*** SUPPLIED DATA ***

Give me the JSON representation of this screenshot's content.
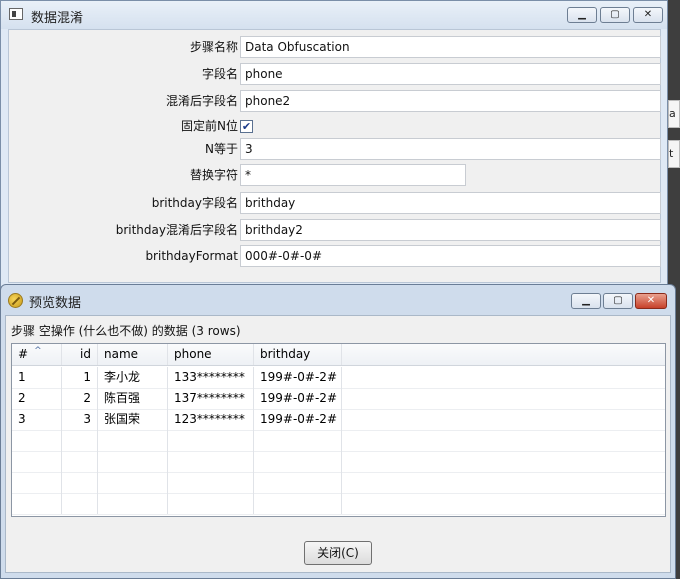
{
  "back_window": {
    "title": "数据混淆",
    "fields": [
      {
        "label": "步骤名称",
        "value": "Data Obfuscation"
      },
      {
        "label": "字段名",
        "value": "phone"
      },
      {
        "label": "混淆后字段名",
        "value": "phone2"
      },
      {
        "label": "固定前N位",
        "checked": true
      },
      {
        "label": "N等于",
        "value": "3"
      },
      {
        "label": "替换字符",
        "value": "*"
      },
      {
        "label": "brithday字段名",
        "value": "brithday"
      },
      {
        "label": "brithday混淆后字段名",
        "value": "brithday2"
      },
      {
        "label": "brithdayFormat",
        "value": "000#-0#-0#"
      }
    ]
  },
  "right_strip": {
    "t1": "a",
    "t2": "t"
  },
  "preview_dialog": {
    "title": "预览数据",
    "caption": "步骤 空操作 (什么也不做) 的数据  (3 rows)",
    "columns": [
      "#",
      "id",
      "name",
      "phone",
      "brithday"
    ],
    "rows": [
      [
        "1",
        "1",
        "李小龙",
        "133********",
        "199#-0#-2#"
      ],
      [
        "2",
        "2",
        "陈百强",
        "137********",
        "199#-0#-2#"
      ],
      [
        "3",
        "3",
        "张国荣",
        "123********",
        "199#-0#-2#"
      ]
    ],
    "close_button": "关闭(C)"
  }
}
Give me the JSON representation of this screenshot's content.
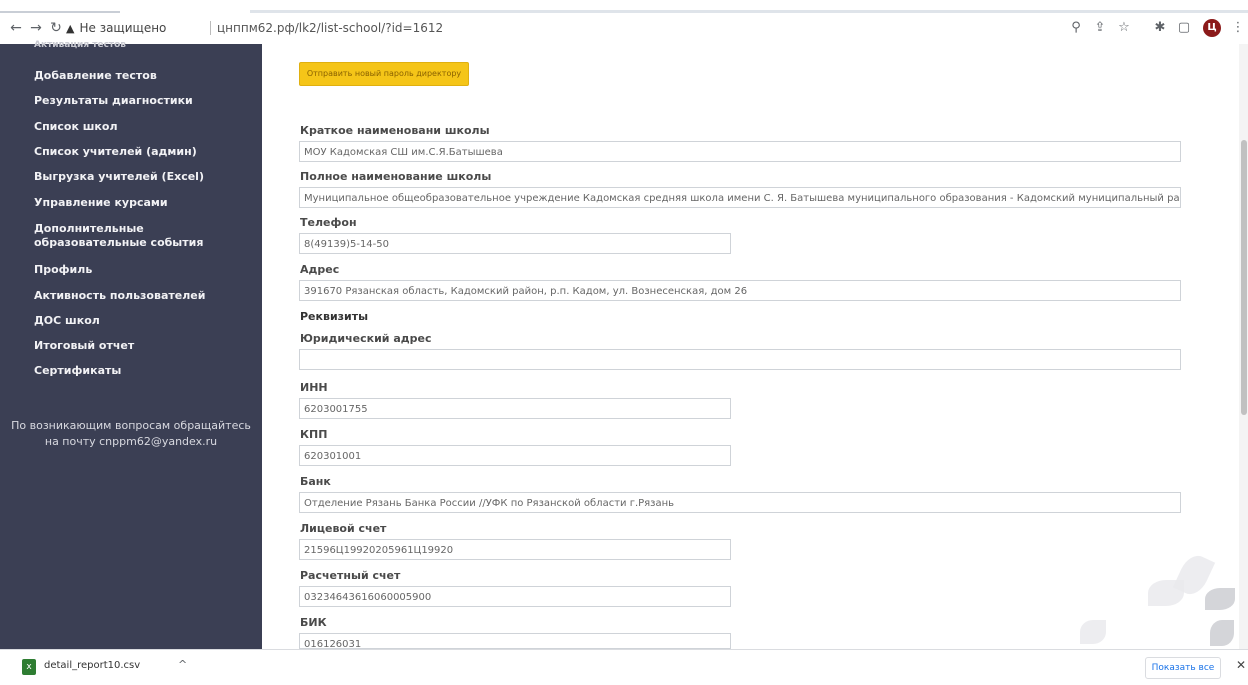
{
  "browser": {
    "security_label": "Не защищено",
    "url": "цнппм62.рф/lk2/list-school/?id=1612"
  },
  "sidebar": {
    "items": [
      {
        "label": "Активация тестов"
      },
      {
        "label": "Добавление тестов"
      },
      {
        "label": "Результаты диагностики"
      },
      {
        "label": "Список школ"
      },
      {
        "label": "Список учителей (админ)"
      },
      {
        "label": "Выгрузка учителей (Excel)"
      },
      {
        "label": "Управление курсами"
      },
      {
        "label": "Дополнительные",
        "label2": "образовательные события"
      },
      {
        "label": "Профиль"
      },
      {
        "label": "Активность пользователей"
      },
      {
        "label": "ДОС школ"
      },
      {
        "label": "Итоговый отчет"
      },
      {
        "label": "Сертификаты"
      }
    ],
    "help_line1": "По возникающим вопросам обращайтесь",
    "help_line2": "на почту cnppm62@yandex.ru"
  },
  "form": {
    "send_password_button": "Отправить новый пароль директору",
    "short_name_label": "Краткое наименовани школы",
    "short_name_value": "МОУ Кадомская СШ им.С.Я.Батышева",
    "full_name_label": "Полное наименование школы",
    "full_name_value": "Муниципальное общеобразовательное учреждение Кадомская средняя школа имени С. Я. Батышева муниципального образования - Кадомский муниципальный район Рязанской области",
    "phone_label": "Телефон",
    "phone_value": "8(49139)5-14-50",
    "address_label": "Адрес",
    "address_value": "391670 Рязанская область, Кадомский район, р.п. Кадом, ул. Вознесенская, дом 26",
    "requisites_title": "Реквизиты",
    "legal_address_label": "Юридический адрес",
    "legal_address_value": "",
    "inn_label": "ИНН",
    "inn_value": "6203001755",
    "kpp_label": "КПП",
    "kpp_value": "620301001",
    "bank_label": "Банк",
    "bank_value": "Отделение Рязань Банка России //УФК по Рязанской области г.Рязань",
    "personal_account_label": "Лицевой счет",
    "personal_account_value": "21596Ц19920205961Ц19920",
    "settlement_account_label": "Расчетный счет",
    "settlement_account_value": "03234643616060005900",
    "bik_label": "БИК",
    "bik_value": "016126031"
  },
  "downloads": {
    "file_name": "detail_report10.csv",
    "show_all": "Показать все"
  }
}
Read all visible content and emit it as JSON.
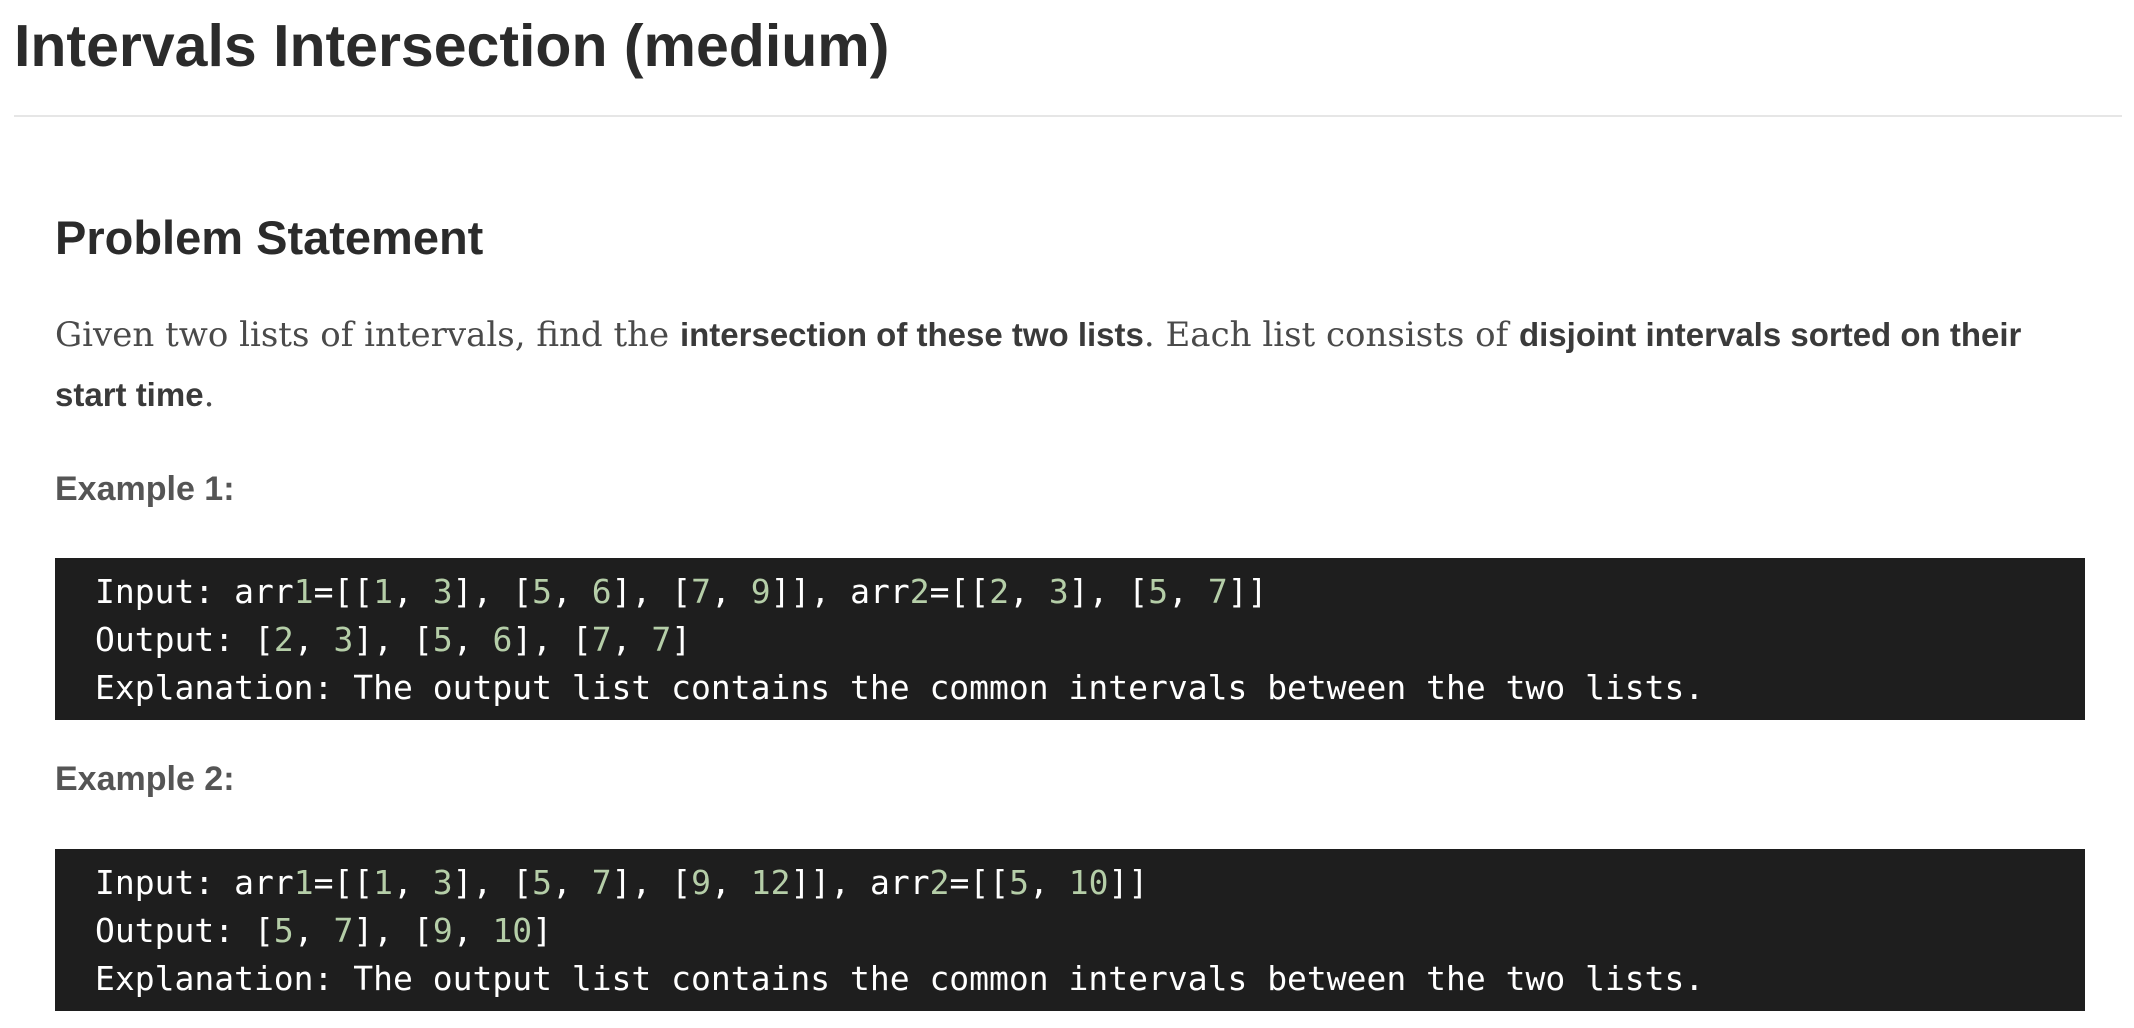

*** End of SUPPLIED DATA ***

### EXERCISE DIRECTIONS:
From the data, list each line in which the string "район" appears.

### SOLUTION TO THIS TASK:
    "full_name_value": "Муниципальное общеобразовательное учреждение Кадомская средняя школа имени С. Я. Батышева муниципального образования - Кадомский муниципальный район Рязанской области",
    "address_value": "391670 Рязанская область, Кадомский район, р.п. Кадом, ул. Вознесенская, дом 26",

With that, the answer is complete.